The Magnifying Glass
By Anonymous, Chappaqua, NY
Author's note: Roosevelt is my high school. All the characters in this play are my friends and peers. Granted,... Show full author's note »
Scene Two: Everything Begins to CountSCENE 2: EVERYTHING BEGINS TO COUNT
NARRATOR: Scene Two – Everything Begins to Count.
ORA STANLEY (walks into spotlight): When you’re a freshman, everything begins to count. The only problem with this is that the younger you are that you begin thinking about college, the worse. Kids start taking classes and doing things only because they’ve heard from other kids that a college may like that, or it may look good on the application, or because so-and-so did it an so-and-so goes to such-and-such school (moves over, ELLIE FIENMAN joins her in spotlight).
NARRATOR: Ellie Feinman is a school theater star.
ELLIE FIENMAN: Kids should think about grades all through high school, but they shouldn’t feel the need to stress about it until junior year. People feel that school and getting good grades is the most important thing and that doing badly is awful.

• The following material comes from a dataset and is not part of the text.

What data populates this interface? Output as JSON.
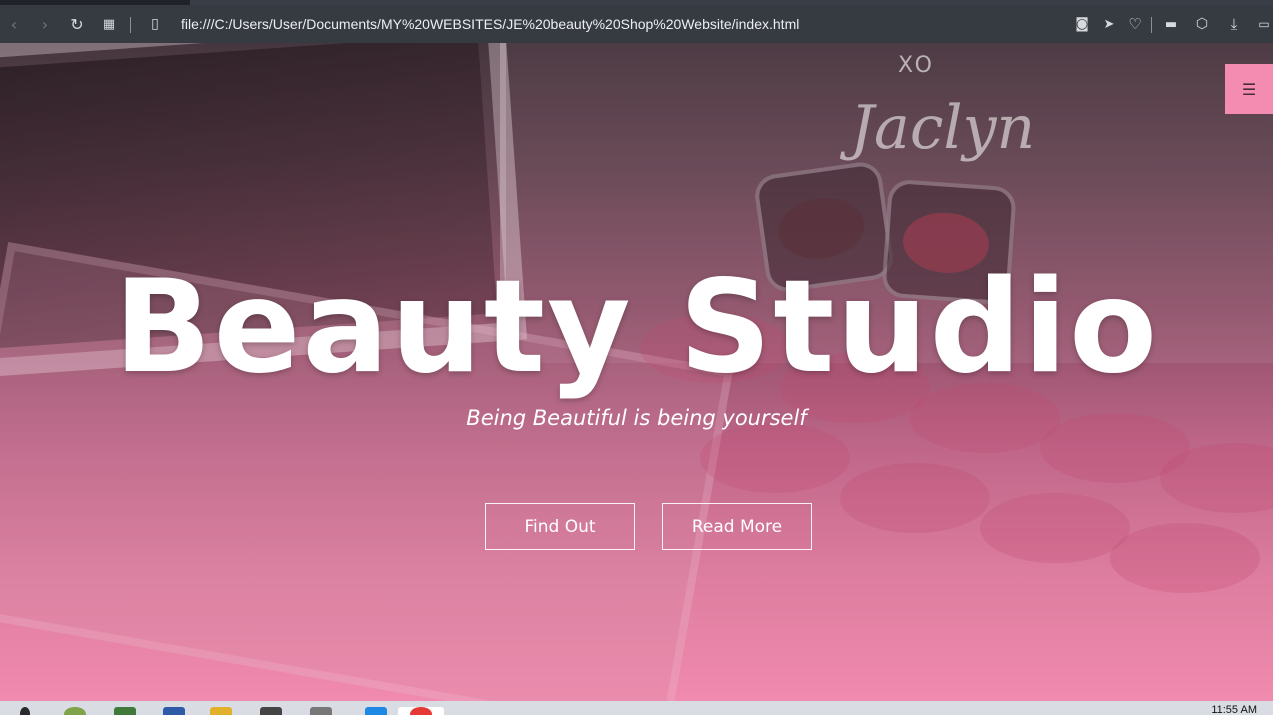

ORA STANLEY: Their pursuing of their own passions becomes less likely. It’s totally common to hear a lot of students talking about what to do with their life because it “looks good on college” or “prepares you well for college” and the robot aspects become clear again. We aren’t individuals anymore, but kids working against each other, doing the same things, so we can get into whatever prestigious university is hot at the moment.
ELLIE FEINMAN: Grades are important – but they are not everything.
ORA STANLEY: Except for… sometimes I wonder if that’s even still true.